- _Try it_: Retype the data that follows, keeping every character the same.

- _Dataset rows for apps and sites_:

****************************************

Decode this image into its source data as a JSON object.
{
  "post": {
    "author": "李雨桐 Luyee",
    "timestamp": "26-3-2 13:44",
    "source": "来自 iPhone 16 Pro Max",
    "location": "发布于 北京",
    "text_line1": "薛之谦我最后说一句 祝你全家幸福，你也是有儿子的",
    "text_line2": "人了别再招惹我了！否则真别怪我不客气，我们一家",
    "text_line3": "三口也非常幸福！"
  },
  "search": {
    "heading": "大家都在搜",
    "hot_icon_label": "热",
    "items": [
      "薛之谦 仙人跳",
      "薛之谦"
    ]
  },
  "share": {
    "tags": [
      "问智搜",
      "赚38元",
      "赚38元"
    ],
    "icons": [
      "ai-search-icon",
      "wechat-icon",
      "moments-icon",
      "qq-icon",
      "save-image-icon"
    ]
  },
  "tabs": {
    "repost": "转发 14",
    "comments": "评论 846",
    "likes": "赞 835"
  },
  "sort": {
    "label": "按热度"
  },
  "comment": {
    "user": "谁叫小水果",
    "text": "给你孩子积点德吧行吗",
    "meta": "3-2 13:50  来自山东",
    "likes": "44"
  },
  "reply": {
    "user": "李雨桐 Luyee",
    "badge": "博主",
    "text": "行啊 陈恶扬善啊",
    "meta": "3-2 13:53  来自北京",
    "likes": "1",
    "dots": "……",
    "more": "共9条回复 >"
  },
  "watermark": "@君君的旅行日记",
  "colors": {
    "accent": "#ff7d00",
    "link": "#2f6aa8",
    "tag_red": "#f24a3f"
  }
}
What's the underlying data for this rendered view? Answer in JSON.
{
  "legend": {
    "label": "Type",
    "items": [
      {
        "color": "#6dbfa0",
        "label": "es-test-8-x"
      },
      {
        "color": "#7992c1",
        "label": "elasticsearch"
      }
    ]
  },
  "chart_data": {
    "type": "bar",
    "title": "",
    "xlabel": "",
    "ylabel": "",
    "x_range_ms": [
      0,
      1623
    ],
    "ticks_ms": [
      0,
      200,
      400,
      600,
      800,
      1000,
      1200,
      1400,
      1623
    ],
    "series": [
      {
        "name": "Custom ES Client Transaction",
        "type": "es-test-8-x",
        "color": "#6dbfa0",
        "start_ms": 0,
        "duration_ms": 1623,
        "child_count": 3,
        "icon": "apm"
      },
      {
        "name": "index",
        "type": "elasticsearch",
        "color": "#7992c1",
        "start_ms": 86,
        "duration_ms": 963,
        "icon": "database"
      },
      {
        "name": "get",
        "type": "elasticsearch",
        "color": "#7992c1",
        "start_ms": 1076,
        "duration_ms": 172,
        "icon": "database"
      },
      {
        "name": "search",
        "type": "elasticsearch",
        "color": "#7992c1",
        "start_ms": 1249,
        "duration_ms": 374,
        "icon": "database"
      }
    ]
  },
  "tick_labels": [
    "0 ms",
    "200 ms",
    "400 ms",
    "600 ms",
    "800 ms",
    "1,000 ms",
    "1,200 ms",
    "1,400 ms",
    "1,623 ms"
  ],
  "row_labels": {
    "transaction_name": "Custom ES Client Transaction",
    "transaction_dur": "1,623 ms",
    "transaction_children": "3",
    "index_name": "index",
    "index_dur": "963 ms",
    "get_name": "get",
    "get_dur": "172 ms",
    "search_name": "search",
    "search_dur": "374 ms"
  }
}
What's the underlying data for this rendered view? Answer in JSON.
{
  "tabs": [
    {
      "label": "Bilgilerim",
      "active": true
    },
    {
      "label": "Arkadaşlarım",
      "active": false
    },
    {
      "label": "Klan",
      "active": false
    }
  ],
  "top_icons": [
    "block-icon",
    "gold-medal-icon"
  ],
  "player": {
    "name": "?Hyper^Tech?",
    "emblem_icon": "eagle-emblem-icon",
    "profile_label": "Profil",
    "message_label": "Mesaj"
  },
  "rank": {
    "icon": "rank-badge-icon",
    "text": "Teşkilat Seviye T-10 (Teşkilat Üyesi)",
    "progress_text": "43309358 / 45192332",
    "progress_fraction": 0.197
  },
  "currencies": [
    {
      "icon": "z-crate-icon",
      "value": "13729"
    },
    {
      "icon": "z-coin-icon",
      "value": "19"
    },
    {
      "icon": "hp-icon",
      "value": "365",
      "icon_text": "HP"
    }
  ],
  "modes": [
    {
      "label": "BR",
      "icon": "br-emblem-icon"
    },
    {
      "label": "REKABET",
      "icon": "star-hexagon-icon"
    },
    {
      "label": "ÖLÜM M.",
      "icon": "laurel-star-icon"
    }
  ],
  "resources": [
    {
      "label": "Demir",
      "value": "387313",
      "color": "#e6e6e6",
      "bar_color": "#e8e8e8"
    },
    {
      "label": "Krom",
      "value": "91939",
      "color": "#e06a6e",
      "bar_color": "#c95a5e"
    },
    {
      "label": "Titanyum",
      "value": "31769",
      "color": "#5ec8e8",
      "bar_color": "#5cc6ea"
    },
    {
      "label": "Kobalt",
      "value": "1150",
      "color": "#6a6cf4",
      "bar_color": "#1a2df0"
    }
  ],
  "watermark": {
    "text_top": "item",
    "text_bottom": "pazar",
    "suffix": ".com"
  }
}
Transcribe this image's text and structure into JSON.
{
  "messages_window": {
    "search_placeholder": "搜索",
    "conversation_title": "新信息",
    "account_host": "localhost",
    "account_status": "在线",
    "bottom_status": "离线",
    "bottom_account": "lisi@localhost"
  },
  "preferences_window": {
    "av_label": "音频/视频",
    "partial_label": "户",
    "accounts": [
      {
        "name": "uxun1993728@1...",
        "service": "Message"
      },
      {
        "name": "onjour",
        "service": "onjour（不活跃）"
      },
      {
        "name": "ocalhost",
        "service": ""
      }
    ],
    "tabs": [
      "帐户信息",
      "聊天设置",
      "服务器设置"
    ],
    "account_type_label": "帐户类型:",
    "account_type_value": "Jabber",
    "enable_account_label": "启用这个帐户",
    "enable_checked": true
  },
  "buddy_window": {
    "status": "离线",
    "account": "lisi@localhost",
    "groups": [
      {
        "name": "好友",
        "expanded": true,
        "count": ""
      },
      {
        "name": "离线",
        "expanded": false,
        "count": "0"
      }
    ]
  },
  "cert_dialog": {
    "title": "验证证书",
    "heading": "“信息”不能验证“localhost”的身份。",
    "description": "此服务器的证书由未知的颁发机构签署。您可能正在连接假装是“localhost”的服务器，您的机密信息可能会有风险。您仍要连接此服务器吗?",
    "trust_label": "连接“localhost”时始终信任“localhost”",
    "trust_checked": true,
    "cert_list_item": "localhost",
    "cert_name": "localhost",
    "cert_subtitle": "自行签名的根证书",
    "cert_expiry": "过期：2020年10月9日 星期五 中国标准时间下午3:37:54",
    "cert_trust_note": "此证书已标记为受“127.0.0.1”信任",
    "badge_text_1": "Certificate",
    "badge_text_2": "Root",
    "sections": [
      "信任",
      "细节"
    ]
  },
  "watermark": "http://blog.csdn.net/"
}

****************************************

- _Result of this exercise_:
Decode this image into its source data as a JSON object.
{
  "post": {
    "author": "李雨桐 Luyee",
    "timestamp": "26-3-2 13:44",
    "source": "来自 iPhone 16 Pro Max",
    "location": "发布于 北京",
    "text_line1": "薛之谦我最后说一句 祝你全家幸福，你也是有儿子的",
    "text_line2": "人了别再招惹我了！否则真别怪我不客气，我们一家",
    "text_line3": "三口也非常幸福！"
  },
  "search": {
    "heading": "大家都在搜",
    "hot_icon_label": "热",
    "items": [
      "薛之谦 仙人跳",
      "薛之谦"
    ]
  },
  "share": {
    "tags": [
      "问智搜",
      "赚38元",
      "赚38元"
    ],
    "icons": [
      "ai-search-icon",
      "wechat-icon",
      "moments-icon",
      "qq-icon",
      "save-image-icon"
    ]
  },
  "tabs": {
    "repost": "转发 14",
    "comments": "评论 846",
    "likes": "赞 835"
  },
  "sort": {
    "label": "按热度"
  },
  "comment": {
    "user": "谁叫小水果",
    "text": "给你孩子积点德吧行吗",
    "meta": "3-2 13:50  来自山东",
    "likes": "44"
  },
  "reply": {
    "user": "李雨桐 Luyee",
    "badge": "博主",
    "text": "行啊 陈恶扬善啊",
    "meta": "3-2 13:53  来自北京",
    "likes": "1",
    "dots": "……",
    "more": "共9条回复 >"
  },
  "watermark": "@君君的旅行日记",
  "colors": {
    "accent": "#ff7d00",
    "link": "#2f6aa8",
    "tag_red": "#f24a3f"
  }
}
What's the underlying data for this rendered view? Answer in JSON.
{
  "legend": {
    "label": "Type",
    "items": [
      {
        "color": "#6dbfa0",
        "label": "es-test-8-x"
      },
      {
        "color": "#7992c1",
        "label": "elasticsearch"
      }
    ]
  },
  "chart_data": {
    "type": "bar",
    "title": "",
    "xlabel": "",
    "ylabel": "",
    "x_range_ms": [
      0,
      1623
    ],
    "ticks_ms": [
      0,
      200,
      400,
      600,
      800,
      1000,
      1200,
      1400,
      1623
    ],
    "series": [
      {
        "name": "Custom ES Client Transaction",
        "type": "es-test-8-x",
        "color": "#6dbfa0",
        "start_ms": 0,
        "duration_ms": 1623,
        "child_count": 3,
        "icon": "apm"
      },
      {
        "name": "index",
        "type": "elasticsearch",
        "color": "#7992c1",
        "start_ms": 86,
        "duration_ms": 963,
        "icon": "database"
      },
      {
        "name": "get",
        "type": "elasticsearch",
        "color": "#7992c1",
        "start_ms": 1076,
        "duration_ms": 172,
        "icon": "database"
      },
      {
        "name": "search",
        "type": "elasticsearch",
        "color": "#7992c1",
        "start_ms": 1249,
        "duration_ms": 374,
        "icon": "database"
      }
    ]
  },
  "tick_labels": [
    "0 ms",
    "200 ms",
    "400 ms",
    "600 ms",
    "800 ms",
    "1,000 ms",
    "1,200 ms",
    "1,400 ms",
    "1,623 ms"
  ],
  "row_labels": {
    "transaction_name": "Custom ES Client Transaction",
    "transaction_dur": "1,623 ms",
    "transaction_children": "3",
    "index_name": "index",
    "index_dur": "963 ms",
    "get_name": "get",
    "get_dur": "172 ms",
    "search_name": "search",
    "search_dur": "374 ms"
  }
}
What's the underlying data for this rendered view? Answer in JSON.
{
  "tabs": [
    {
      "label": "Bilgilerim",
      "active": true
    },
    {
      "label": "Arkadaşlarım",
      "active": false
    },
    {
      "label": "Klan",
      "active": false
    }
  ],
  "top_icons": [
    "block-icon",
    "gold-medal-icon"
  ],
  "player": {
    "name": "?Hyper^Tech?",
    "emblem_icon": "eagle-emblem-icon",
    "profile_label": "Profil",
    "message_label": "Mesaj"
  },
  "rank": {
    "icon": "rank-badge-icon",
    "text": "Teşkilat Seviye T-10 (Teşkilat Üyesi)",
    "progress_text": "43309358 / 45192332",
    "progress_fraction": 0.197
  },
  "currencies": [
    {
      "icon": "z-crate-icon",
      "value": "13729"
    },
    {
      "icon": "z-coin-icon",
      "value": "19"
    },
    {
      "icon": "hp-icon",
      "value": "365",
      "icon_text": "HP"
    }
  ],
  "modes": [
    {
      "label": "BR",
      "icon": "br-emblem-icon"
    },
    {
      "label": "REKABET",
      "icon": "star-hexagon-icon"
    },
    {
      "label": "ÖLÜM M.",
      "icon": "laurel-star-icon"
    }
  ],
  "resources": [
    {
      "label": "Demir",
      "value": "387313",
      "color": "#e6e6e6",
      "bar_color": "#e8e8e8"
    },
    {
      "label": "Krom",
      "value": "91939",
      "color": "#e06a6e",
      "bar_color": "#c95a5e"
    },
    {
      "label": "Titanyum",
      "value": "31769",
      "color": "#5ec8e8",
      "bar_color": "#5cc6ea"
    },
    {
      "label": "Kobalt",
      "value": "1150",
      "color": "#6a6cf4",
      "bar_color": "#1a2df0"
    }
  ],
  "watermark": {
    "text_top": "item",
    "text_bottom": "pazar",
    "suffix": ".com"
  }
}
Transcribe this image's text and structure into JSON.
{
  "messages_window": {
    "search_placeholder": "搜索",
    "conversation_title": "新信息",
    "account_host": "localhost",
    "account_status": "在线",
    "bottom_status": "离线",
    "bottom_account": "lisi@localhost"
  },
  "preferences_window": {
    "av_label": "音频/视频",
    "partial_label": "户",
    "accounts": [
      {
        "name": "uxun1993728@1...",
        "service": "Message"
      },
      {
        "name": "onjour",
        "service": "onjour（不活跃）"
      },
      {
        "name": "ocalhost",
        "service": ""
      }
    ],
    "tabs": [
      "帐户信息",
      "聊天设置",
      "服务器设置"
    ],
    "account_type_label": "帐户类型:",
    "account_type_value": "Jabber",
    "enable_account_label": "启用这个帐户",
    "enable_checked": true
  },
  "buddy_window": {
    "status": "离线",
    "account": "lisi@localhost",
    "groups": [
      {
        "name": "好友",
        "expanded": true,
        "count": ""
      },
      {
        "name": "离线",
        "expanded": false,
        "count": "0"
      }
    ]
  },
  "cert_dialog": {
    "title": "验证证书",
    "heading": "“信息”不能验证“localhost”的身份。",
    "description": "此服务器的证书由未知的颁发机构签署。您可能正在连接假装是“localhost”的服务器，您的机密信息可能会有风险。您仍要连接此服务器吗?",
    "trust_label": "连接“localhost”时始终信任“localhost”",
    "trust_checked": true,
    "cert_list_item": "localhost",
    "cert_name": "localhost",
    "cert_subtitle": "自行签名的根证书",
    "cert_expiry": "过期：2020年10月9日 星期五 中国标准时间下午3:37:54",
    "cert_trust_note": "此证书已标记为受“127.0.0.1”信任",
    "badge_text_1": "Certificate",
    "badge_text_2": "Root",
    "sections": [
      "信任",
      "细节"
    ]
  },
  "watermark": "http://blog.csdn.net/"
}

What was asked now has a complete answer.